when there is a place for people to come together
using little else but themselves
and their bodies
what are the possibilities?
it is yet to be seen, and felt, and witnessed
the people … like minded
in that they are open to the possible
the place … generously provided
by aboriginal artist run centre, Urban Shaman
courtesy of director and curator
no one wants rigidity or censorship
no one has expectations
everyone wants growth
and the unpredictable
A new idea
There is something new going on. Something somewhat undefined.
The idea started between two veteran performance artists in Winnipeg, Praba Pilar and Lyndsay Ladobruk. They approached Daina Warren, director and curator at Urban Shaman to discuss the possibility of using the gallery space to workshop some experimentation in performance art.
An agreement was reached. The space could be used on two Monday evenings per month. On the first Monday they would workshop. On the second Monday they would open Urban Shaman to the public. Folks could participate or observe. Drinks would be available as a fundraiser for the gallery. People would be of course welcome to make donations to Urban Shaman.
A handful of us answered the first call on a Monday night in March. We sat in a circle discussing what we thought we were doing. Brainstorming a name for the group. Figuring our what we were or what we weren’t.
Our first workshop night was Monday, April 6. The turnout was modest but sincere. We were invited to bring with us three props of our own choosing.
For this session, Praba Pilar was our ringleader. She modeled our workshop based on the methodology of the trans-disciplinary arts organization, La Pocha Nostra. As ringleader she moderated the group, ensuring everyone felt comfortable and safe.
We began by moving in the space, familiarizing ourselves with the sense of it. We stood in partners, silently gazing into each other’s eyes, acknowledging the other’s humanity.
One person played the role of the sculptor, the other – the sculptee.

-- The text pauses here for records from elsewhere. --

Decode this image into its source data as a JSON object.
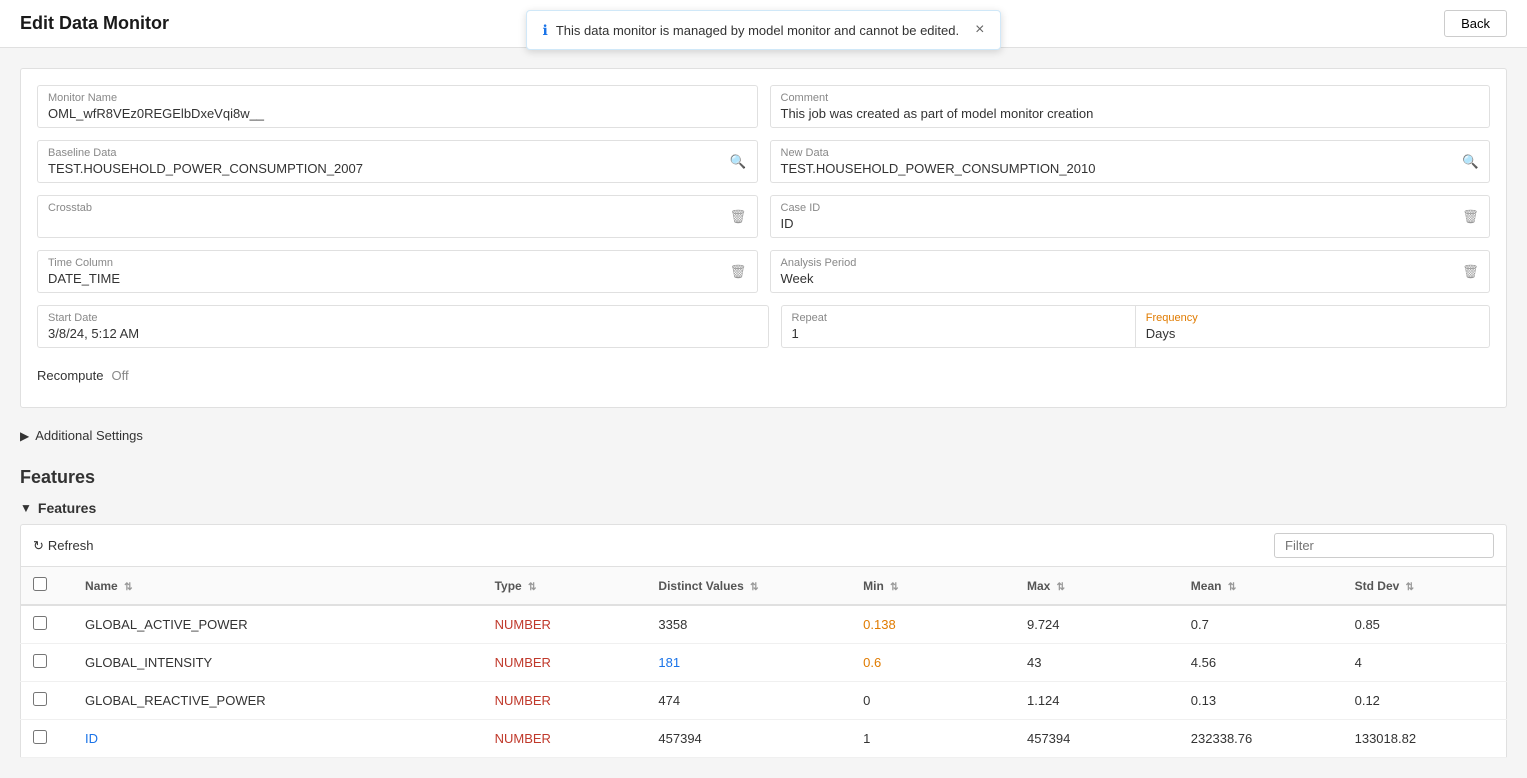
{
  "header": {
    "title": "Edit Data Monitor",
    "back_button": "Back"
  },
  "notification": {
    "text": "This data monitor is managed by model monitor and cannot be edited.",
    "close": "×"
  },
  "form": {
    "monitor_name": {
      "label": "Monitor Name",
      "value": "OML_wfR8VEz0REGElbDxeVqi8w__"
    },
    "comment": {
      "label": "Comment",
      "value": "This job was created as part of model monitor creation"
    },
    "baseline_data": {
      "label": "Baseline Data",
      "value": "TEST.HOUSEHOLD_POWER_CONSUMPTION_2007"
    },
    "new_data": {
      "label": "New Data",
      "value": "TEST.HOUSEHOLD_POWER_CONSUMPTION_2010"
    },
    "crosstab": {
      "label": "Crosstab",
      "value": ""
    },
    "case_id": {
      "label": "Case ID",
      "value": "ID"
    },
    "time_column": {
      "label": "Time Column",
      "value": "DATE_TIME"
    },
    "analysis_period": {
      "label": "Analysis Period",
      "value": "Week"
    },
    "start_date": {
      "label": "Start Date",
      "value": "3/8/24, 5:12 AM"
    },
    "repeat": {
      "label": "Repeat",
      "value": "1"
    },
    "frequency": {
      "label": "Frequency",
      "value": "Days"
    },
    "recompute": {
      "label": "Recompute",
      "value": "Off"
    }
  },
  "additional_settings": {
    "label": "Additional Settings"
  },
  "features": {
    "heading": "Features",
    "subheading": "Features",
    "refresh_label": "Refresh",
    "filter_placeholder": "Filter"
  },
  "table": {
    "columns": [
      {
        "key": "checkbox",
        "label": ""
      },
      {
        "key": "name",
        "label": "Name"
      },
      {
        "key": "type",
        "label": "Type"
      },
      {
        "key": "distinct",
        "label": "Distinct Values"
      },
      {
        "key": "min",
        "label": "Min"
      },
      {
        "key": "max",
        "label": "Max"
      },
      {
        "key": "mean",
        "label": "Mean"
      },
      {
        "key": "stddev",
        "label": "Std Dev"
      }
    ],
    "rows": [
      {
        "name": "GLOBAL_ACTIVE_POWER",
        "type": "NUMBER",
        "distinct": "3358",
        "min": "0.138",
        "max": "9.724",
        "mean": "0.7",
        "stddev": "0.85",
        "min_highlight": true,
        "distinct_highlight": false
      },
      {
        "name": "GLOBAL_INTENSITY",
        "type": "NUMBER",
        "distinct": "181",
        "min": "0.6",
        "max": "43",
        "mean": "4.56",
        "stddev": "4",
        "min_highlight": true,
        "distinct_highlight": true
      },
      {
        "name": "GLOBAL_REACTIVE_POWER",
        "type": "NUMBER",
        "distinct": "474",
        "min": "0",
        "max": "1.124",
        "mean": "0.13",
        "stddev": "0.12",
        "min_highlight": false,
        "distinct_highlight": false
      },
      {
        "name": "ID",
        "type": "NUMBER",
        "distinct": "457394",
        "min": "1",
        "max": "457394",
        "mean": "232338.76",
        "stddev": "133018.82",
        "min_highlight": false,
        "distinct_highlight": false,
        "name_link": true
      }
    ]
  }
}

The sculptees closed their eyes. The sculptors, used their senses to experience their artistic medium, the body of the sculptee. Respectfully, the sculptors were instructed to observe the sculptee’s body, to smell, to listen and to sense the physicality and weight of the body.
This exercise was grounded in the senses and in the present moment. The value of our work became evident in this simple exercise. In this safe environment, we crossed boundaries – social, gendered, cultural.
After each of these preliminary exercises, we took the time to share our experiences as sculptees to the sculptors. As sculptees, we learned to trust the care and judgement of the sculptors.
The next step involved moving our partner to another level. In other words, helping the sculptee to the ground. A seemingly simple task required a great deal of trust for both partners. Again we were sure to share our experiences with each other.
Finally, using their sculptee, each partner created a tableau.
Not only did the sculptee move through the space at the will of the sculptor, the sculptee was required to allow the sculptor to use the various props brought to the session.
As a whole group, while Praba Pilar continued to ringlead and participate, our tableaus became a flux of changing compositions. As the evening progressed, we became more discerning perhaps with our group sculptural project.
Live Art Lab
Our present name is Live Art Lab. We have decided to forego the term, performance art, one loaded with it’s own history.
What we practiced the first workshop night was about being present for each other. Feeling our humanity. Experiencing each other through our senses.
This coming Monday we invite the public to share our experience, as performers or as witnesses.
The Live Art Jam will be held on Mon. Apr. 13 at Urban Shaman, 290 McDermot Ave. Performers will meet at 6 pm. Live Art Jam will open to the public at 7:30 pm. Proceeds from cash bar go to Urban Shaman.